Top of Input for this task
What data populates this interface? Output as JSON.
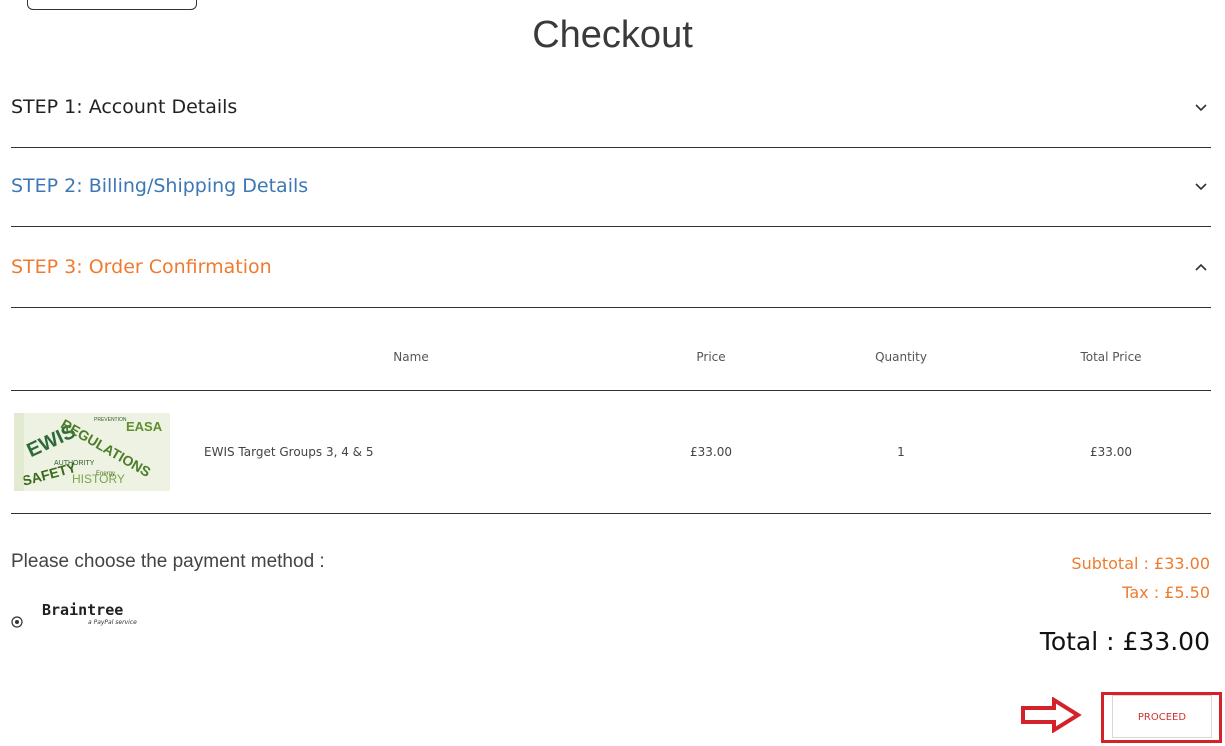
{
  "page": {
    "title": "Checkout"
  },
  "steps": [
    {
      "label": "STEP 1: Account Details",
      "state": "collapsed"
    },
    {
      "label": "STEP 2: Billing/Shipping Details",
      "state": "collapsed"
    },
    {
      "label": "STEP 3: Order Confirmation",
      "state": "expanded"
    }
  ],
  "colors": {
    "step2": "#3c78b5",
    "accent_orange": "#ee7b2f",
    "highlight_red": "#d3222a"
  },
  "table": {
    "headers": {
      "name": "Name",
      "price": "Price",
      "quantity": "Quantity",
      "total_price": "Total Price"
    },
    "rows": [
      {
        "name": "EWIS Target Groups 3, 4 & 5",
        "price": "£33.00",
        "quantity": "1",
        "total_price": "£33.00"
      }
    ]
  },
  "thumbnail_words": [
    "EWIS",
    "REGULATIONS",
    "SAFETY",
    "EASA",
    "HISTORY",
    "AUTHORITY",
    "PREVENTION",
    "Energy"
  ],
  "payment": {
    "prompt": "Please choose the payment method :",
    "method": "Braintree",
    "method_sub": "a PayPal service"
  },
  "summary": {
    "subtotal": "Subtotal : £33.00",
    "tax": "Tax : £5.50",
    "total": "Total : £33.00"
  },
  "actions": {
    "proceed_label": "PROCEED"
  },
  "icons": {
    "chevron_collapsed": "chevron-down-icon",
    "chevron_expanded": "chevron-up-icon",
    "pointer": "right-arrow-icon"
  }
}
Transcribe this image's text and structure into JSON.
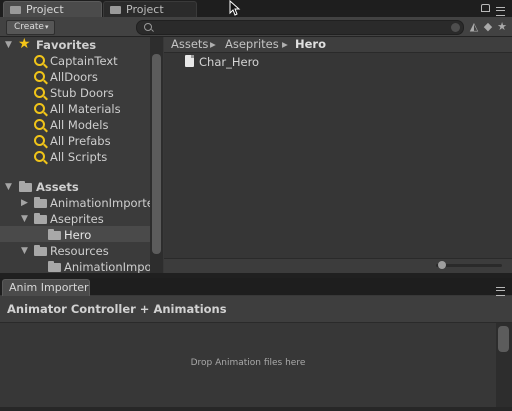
{
  "tabs": {
    "primary": "Project",
    "secondary": "Project"
  },
  "toolbar": {
    "create_label": "Create",
    "create_arrow": "▾",
    "search_placeholder": "",
    "icons": [
      "filter-by-type-icon",
      "filter-by-label-icon",
      "favorite-star-icon"
    ]
  },
  "tree": {
    "favorites_label": "Favorites",
    "favorites": [
      "CaptainText",
      "AllDoors",
      "Stub Doors",
      "All Materials",
      "All Models",
      "All Prefabs",
      "All Scripts"
    ],
    "assets_label": "Assets",
    "assets_children": [
      "AnimationImporter",
      "Aseprites",
      "Hero",
      "Resources",
      "AnimationImpor"
    ],
    "selected": "Hero"
  },
  "breadcrumb": [
    "Assets",
    "Aseprites",
    "Hero"
  ],
  "breadcrumb_sep": "▸",
  "files": [
    "Char_Hero"
  ],
  "bottom_panel": {
    "tab_label": "Anim Importer",
    "header": "Animator Controller + Animations",
    "drop_text": "Drop Animation files here"
  },
  "colors": {
    "favorite_star": "#f5c518",
    "selection": "#4a4a4a",
    "panel_bg": "#383838"
  }
}
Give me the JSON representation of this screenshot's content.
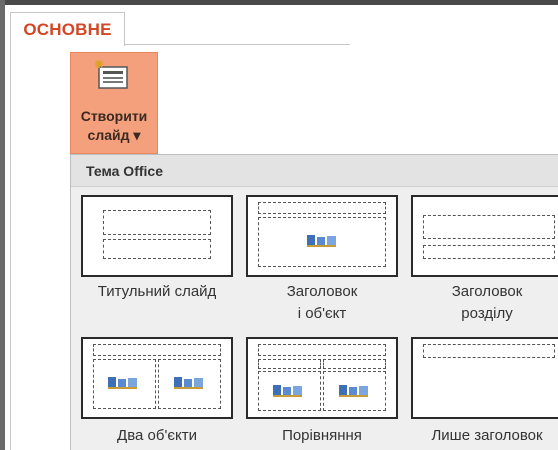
{
  "ribbon": {
    "tab_label": "ОСНОВНЕ",
    "new_slide_label_line1": "Створити",
    "new_slide_label_line2": "слайд ▾"
  },
  "gallery": {
    "header": "Тема Office",
    "layouts": [
      {
        "label": "Титульний слайд",
        "label2": ""
      },
      {
        "label": "Заголовок",
        "label2": "і об'єкт"
      },
      {
        "label": "Заголовок",
        "label2": "розділу"
      },
      {
        "label": "Два об'єкти",
        "label2": ""
      },
      {
        "label": "Порівняння",
        "label2": ""
      },
      {
        "label": "Лише заголовок",
        "label2": ""
      }
    ]
  },
  "colors": {
    "accent": "#d24726",
    "button_active": "#f4a07c"
  },
  "icons": [
    "new-slide-icon",
    "content-placeholder-icon"
  ]
}
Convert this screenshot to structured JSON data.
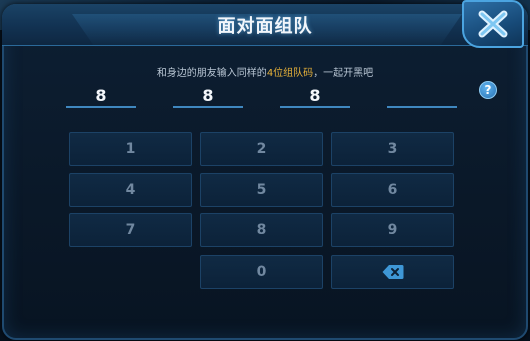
{
  "dialog": {
    "title": "面对面组队",
    "hint_before": "和身边的朋友输入同样的",
    "hint_highlight": "4位组队码",
    "hint_after": "，一起开黑吧",
    "help_label": "?"
  },
  "code": [
    "8",
    "8",
    "8",
    ""
  ],
  "keypad": {
    "keys": [
      "1",
      "2",
      "3",
      "4",
      "5",
      "6",
      "7",
      "8",
      "9",
      "0"
    ],
    "delete_icon": "backspace-icon"
  },
  "icons": {
    "close": "close-icon",
    "help": "help-icon"
  },
  "colors": {
    "highlight": "#e8b23a",
    "accent": "#3f87bf",
    "key_text": "#7188a0"
  }
}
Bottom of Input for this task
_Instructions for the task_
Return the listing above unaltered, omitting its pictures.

_Solution to this exercise_
What data populates this interface? Output as JSON.
{
  "page": {
    "title": "Checkout"
  },
  "steps": [
    {
      "label": "STEP 1: Account Details",
      "state": "collapsed"
    },
    {
      "label": "STEP 2: Billing/Shipping Details",
      "state": "collapsed"
    },
    {
      "label": "STEP 3: Order Confirmation",
      "state": "expanded"
    }
  ],
  "colors": {
    "step2": "#3c78b5",
    "accent_orange": "#ee7b2f",
    "highlight_red": "#d3222a"
  },
  "table": {
    "headers": {
      "name": "Name",
      "price": "Price",
      "quantity": "Quantity",
      "total_price": "Total Price"
    },
    "rows": [
      {
        "name": "EWIS Target Groups 3, 4 & 5",
        "price": "£33.00",
        "quantity": "1",
        "total_price": "£33.00"
      }
    ]
  },
  "thumbnail_words": [
    "EWIS",
    "REGULATIONS",
    "SAFETY",
    "EASA",
    "HISTORY",
    "AUTHORITY",
    "PREVENTION",
    "Energy"
  ],
  "payment": {
    "prompt": "Please choose the payment method :",
    "method": "Braintree",
    "method_sub": "a PayPal service"
  },
  "summary": {
    "subtotal": "Subtotal : £33.00",
    "tax": "Tax : £5.50",
    "total": "Total : £33.00"
  },
  "actions": {
    "proceed_label": "PROCEED"
  },
  "icons": {
    "chevron_collapsed": "chevron-down-icon",
    "chevron_expanded": "chevron-up-icon",
    "pointer": "right-arrow-icon"
  }
}
Transcribe this image's text and structure into JSON.
{
  "tabs": {
    "primary": "Project",
    "secondary": "Project"
  },
  "toolbar": {
    "create_label": "Create",
    "create_arrow": "▾",
    "search_placeholder": "",
    "icons": [
      "filter-by-type-icon",
      "filter-by-label-icon",
      "favorite-star-icon"
    ]
  },
  "tree": {
    "favorites_label": "Favorites",
    "favorites": [
      "CaptainText",
      "AllDoors",
      "Stub Doors",
      "All Materials",
      "All Models",
      "All Prefabs",
      "All Scripts"
    ],
    "assets_label": "Assets",
    "assets_children": [
      "AnimationImporter",
      "Aseprites",
      "Hero",
      "Resources",
      "AnimationImpor"
    ],
    "selected": "Hero"
  },
  "breadcrumb": [
    "Assets",
    "Aseprites",
    "Hero"
  ],
  "breadcrumb_sep": "▸",
  "files": [
    "Char_Hero"
  ],
  "bottom_panel": {
    "tab_label": "Anim Importer",
    "header": "Animator Controller + Animations",
    "drop_text": "Drop Animation files here"
  },
  "colors": {
    "favorite_star": "#f5c518",
    "selection": "#4a4a4a",
    "panel_bg": "#383838"
  }
}
Give me the JSON representation of this screenshot's content.
{
  "ribbon": {
    "tab_label": "ОСНОВНЕ",
    "new_slide_label_line1": "Створити",
    "new_slide_label_line2": "слайд ▾"
  },
  "gallery": {
    "header": "Тема Office",
    "layouts": [
      {
        "label": "Титульний слайд",
        "label2": ""
      },
      {
        "label": "Заголовок",
        "label2": "і об'єкт"
      },
      {
        "label": "Заголовок",
        "label2": "розділу"
      },
      {
        "label": "Два об'єкти",
        "label2": ""
      },
      {
        "label": "Порівняння",
        "label2": ""
      },
      {
        "label": "Лише заголовок",
        "label2": ""
      }
    ]
  },
  "colors": {
    "accent": "#d24726",
    "button_active": "#f4a07c"
  },
  "icons": [
    "new-slide-icon",
    "content-placeholder-icon"
  ]
}
Convert this screenshot to structured JSON data.
{
  "dialog": {
    "title": "面对面组队",
    "hint_before": "和身边的朋友输入同样的",
    "hint_highlight": "4位组队码",
    "hint_after": "，一起开黑吧",
    "help_label": "?"
  },
  "code": [
    "8",
    "8",
    "8",
    ""
  ],
  "keypad": {
    "keys": [
      "1",
      "2",
      "3",
      "4",
      "5",
      "6",
      "7",
      "8",
      "9",
      "0"
    ],
    "delete_icon": "backspace-icon"
  },
  "icons": {
    "close": "close-icon",
    "help": "help-icon"
  },
  "colors": {
    "highlight": "#e8b23a",
    "accent": "#3f87bf",
    "key_text": "#7188a0"
  }
}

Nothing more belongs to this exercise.